## DIRECTIONS
A faithful copy is required. Print each line of the data exactly and omit the pictures.

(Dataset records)

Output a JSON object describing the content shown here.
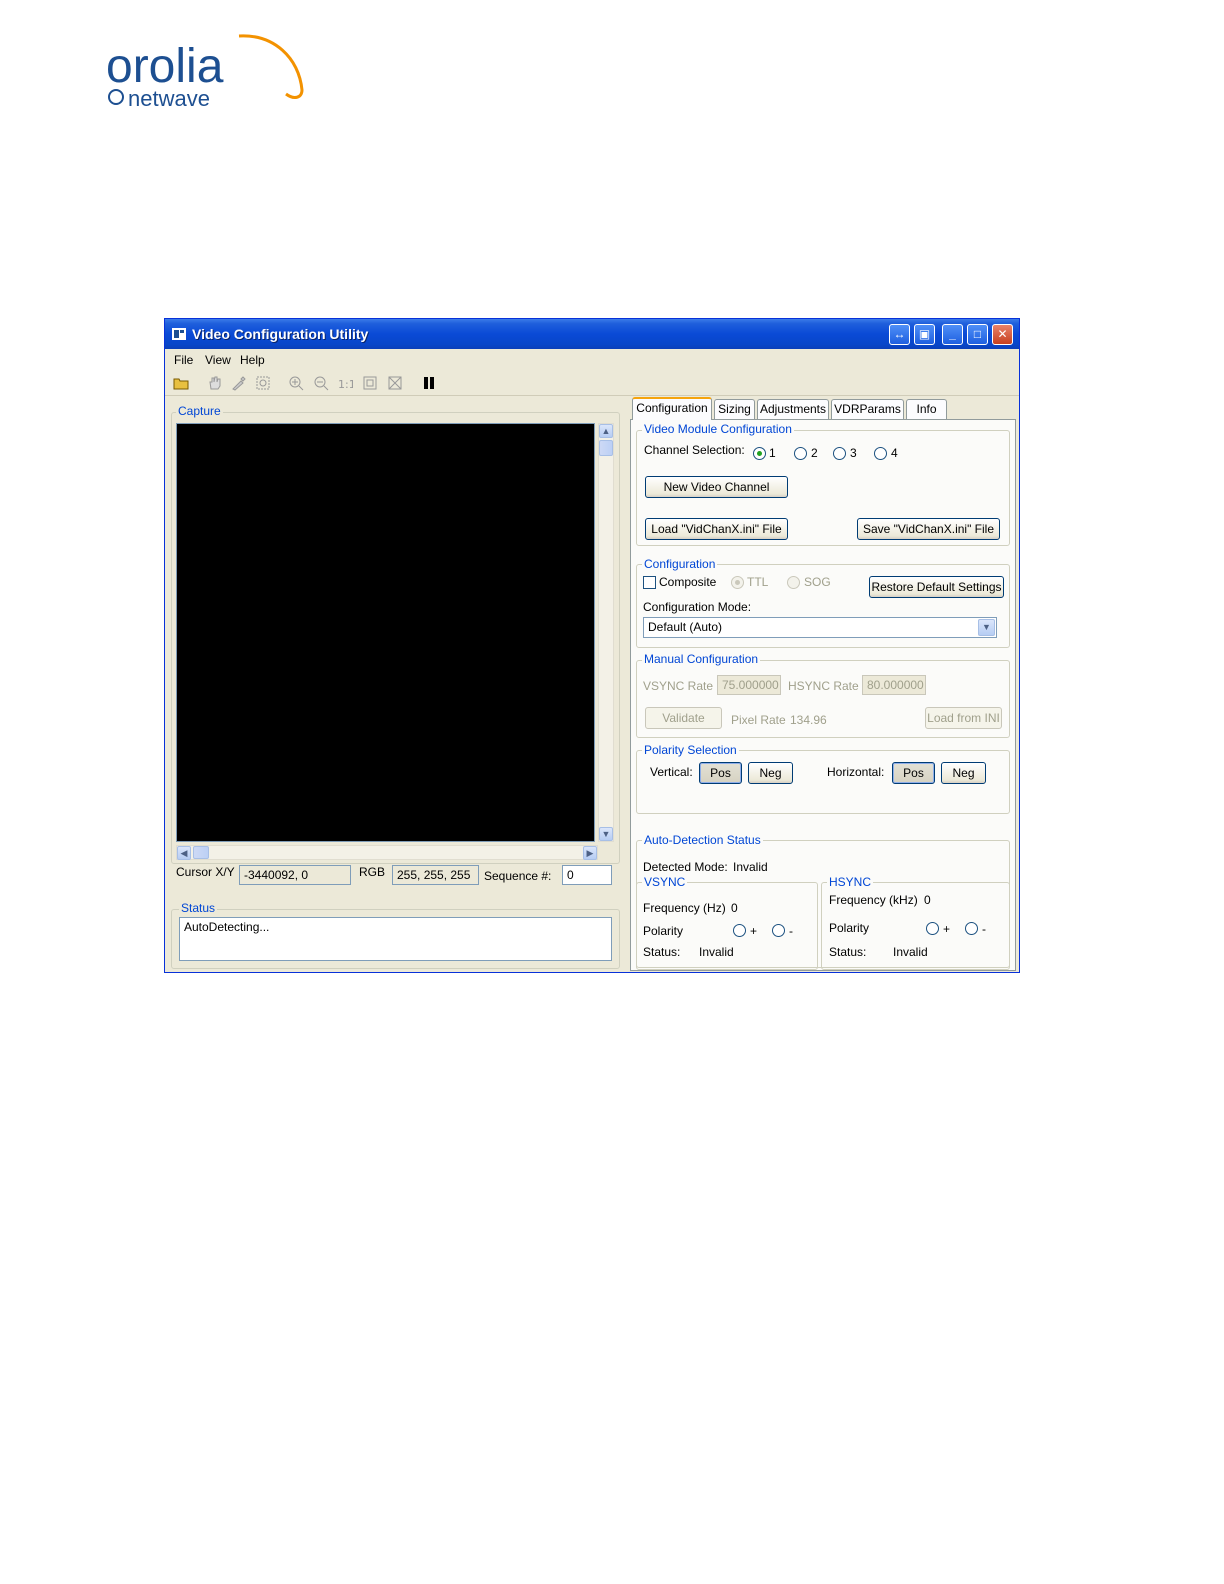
{
  "brand": {
    "name": "orolia",
    "subname": "netwave",
    "colors": {
      "blue": "#1d4f91",
      "orange": "#f39200"
    }
  },
  "window": {
    "title": "Video Configuration Utility",
    "controls": [
      "restore-arrows-icon",
      "window-icon",
      "minimize-icon",
      "maximize-icon",
      "close-icon"
    ]
  },
  "menu": {
    "file": "File",
    "view": "View",
    "help": "Help"
  },
  "toolbar": {
    "icons": [
      "open-folder-icon",
      "hand-pan-icon",
      "eyedropper-icon",
      "zoom-region-icon",
      "zoom-in-icon",
      "zoom-out-icon",
      "actual-size-icon",
      "fit-icon",
      "fullscreen-icon",
      "pause-icon"
    ]
  },
  "capture": {
    "label": "Capture",
    "cursor_label": "Cursor X/Y",
    "cursor_value": "-3440092, 0",
    "rgb_label": "RGB",
    "rgb_value": "255, 255, 255",
    "sequence_label": "Sequence #:",
    "sequence_value": "0"
  },
  "status": {
    "label": "Status",
    "text": "AutoDetecting..."
  },
  "tabs": [
    "Configuration",
    "Sizing",
    "Adjustments",
    "VDRParams",
    "Info"
  ],
  "video_module": {
    "label": "Video Module Configuration",
    "channel_label": "Channel Selection:",
    "channels": [
      "1",
      "2",
      "3",
      "4"
    ],
    "selected_channel": "1",
    "new_channel": "New Video Channel",
    "load_file": "Load \"VidChanX.ini\" File",
    "save_file": "Save \"VidChanX.ini\" File"
  },
  "configuration": {
    "label": "Configuration",
    "composite": "Composite",
    "ttl": "TTL",
    "sog": "SOG",
    "restore": "Restore Default Settings",
    "mode_label": "Configuration Mode:",
    "mode_value": "Default (Auto)"
  },
  "manual": {
    "label": "Manual Configuration",
    "vsync_label": "VSYNC Rate",
    "vsync_value": "75.000000",
    "hsync_label": "HSYNC Rate",
    "hsync_value": "80.000000",
    "validate": "Validate",
    "pixel_rate_label": "Pixel Rate",
    "pixel_rate_value": "134.96",
    "load_ini": "Load from INI"
  },
  "polarity": {
    "label": "Polarity Selection",
    "vertical_label": "Vertical:",
    "horizontal_label": "Horizontal:",
    "pos": "Pos",
    "neg": "Neg"
  },
  "auto_detection": {
    "label": "Auto-Detection Status",
    "detected_label": "Detected Mode:",
    "detected_value": "Invalid",
    "vsync": {
      "label": "VSYNC",
      "freq_label": "Frequency (Hz)",
      "freq_value": "0",
      "polarity_label": "Polarity",
      "plus": "+",
      "minus": "-",
      "status_label": "Status:",
      "status_value": "Invalid"
    },
    "hsync": {
      "label": "HSYNC",
      "freq_label": "Frequency (kHz)",
      "freq_value": "0",
      "polarity_label": "Polarity",
      "plus": "+",
      "minus": "-",
      "status_label": "Status:",
      "status_value": "Invalid"
    }
  }
}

## OUTPUT FOR THIS TASK
Output a JSON object describing the content shown here.
{
  "brand": {
    "name": "orolia",
    "subname": "netwave",
    "colors": {
      "blue": "#1d4f91",
      "orange": "#f39200"
    }
  },
  "window": {
    "title": "Video Configuration Utility",
    "controls": [
      "restore-arrows-icon",
      "window-icon",
      "minimize-icon",
      "maximize-icon",
      "close-icon"
    ]
  },
  "menu": {
    "file": "File",
    "view": "View",
    "help": "Help"
  },
  "toolbar": {
    "icons": [
      "open-folder-icon",
      "hand-pan-icon",
      "eyedropper-icon",
      "zoom-region-icon",
      "zoom-in-icon",
      "zoom-out-icon",
      "actual-size-icon",
      "fit-icon",
      "fullscreen-icon",
      "pause-icon"
    ]
  },
  "capture": {
    "label": "Capture",
    "cursor_label": "Cursor X/Y",
    "cursor_value": "-3440092, 0",
    "rgb_label": "RGB",
    "rgb_value": "255, 255, 255",
    "sequence_label": "Sequence #:",
    "sequence_value": "0"
  },
  "status": {
    "label": "Status",
    "text": "AutoDetecting..."
  },
  "tabs": [
    "Configuration",
    "Sizing",
    "Adjustments",
    "VDRParams",
    "Info"
  ],
  "video_module": {
    "label": "Video Module Configuration",
    "channel_label": "Channel Selection:",
    "channels": [
      "1",
      "2",
      "3",
      "4"
    ],
    "selected_channel": "1",
    "new_channel": "New Video Channel",
    "load_file": "Load \"VidChanX.ini\" File",
    "save_file": "Save \"VidChanX.ini\" File"
  },
  "configuration": {
    "label": "Configuration",
    "composite": "Composite",
    "ttl": "TTL",
    "sog": "SOG",
    "restore": "Restore Default Settings",
    "mode_label": "Configuration Mode:",
    "mode_value": "Default (Auto)"
  },
  "manual": {
    "label": "Manual Configuration",
    "vsync_label": "VSYNC Rate",
    "vsync_value": "75.000000",
    "hsync_label": "HSYNC Rate",
    "hsync_value": "80.000000",
    "validate": "Validate",
    "pixel_rate_label": "Pixel Rate",
    "pixel_rate_value": "134.96",
    "load_ini": "Load from INI"
  },
  "polarity": {
    "label": "Polarity Selection",
    "vertical_label": "Vertical:",
    "horizontal_label": "Horizontal:",
    "pos": "Pos",
    "neg": "Neg"
  },
  "auto_detection": {
    "label": "Auto-Detection Status",
    "detected_label": "Detected Mode:",
    "detected_value": "Invalid",
    "vsync": {
      "label": "VSYNC",
      "freq_label": "Frequency (Hz)",
      "freq_value": "0",
      "polarity_label": "Polarity",
      "plus": "+",
      "minus": "-",
      "status_label": "Status:",
      "status_value": "Invalid"
    },
    "hsync": {
      "label": "HSYNC",
      "freq_label": "Frequency (kHz)",
      "freq_value": "0",
      "polarity_label": "Polarity",
      "plus": "+",
      "minus": "-",
      "status_label": "Status:",
      "status_value": "Invalid"
    }
  }
}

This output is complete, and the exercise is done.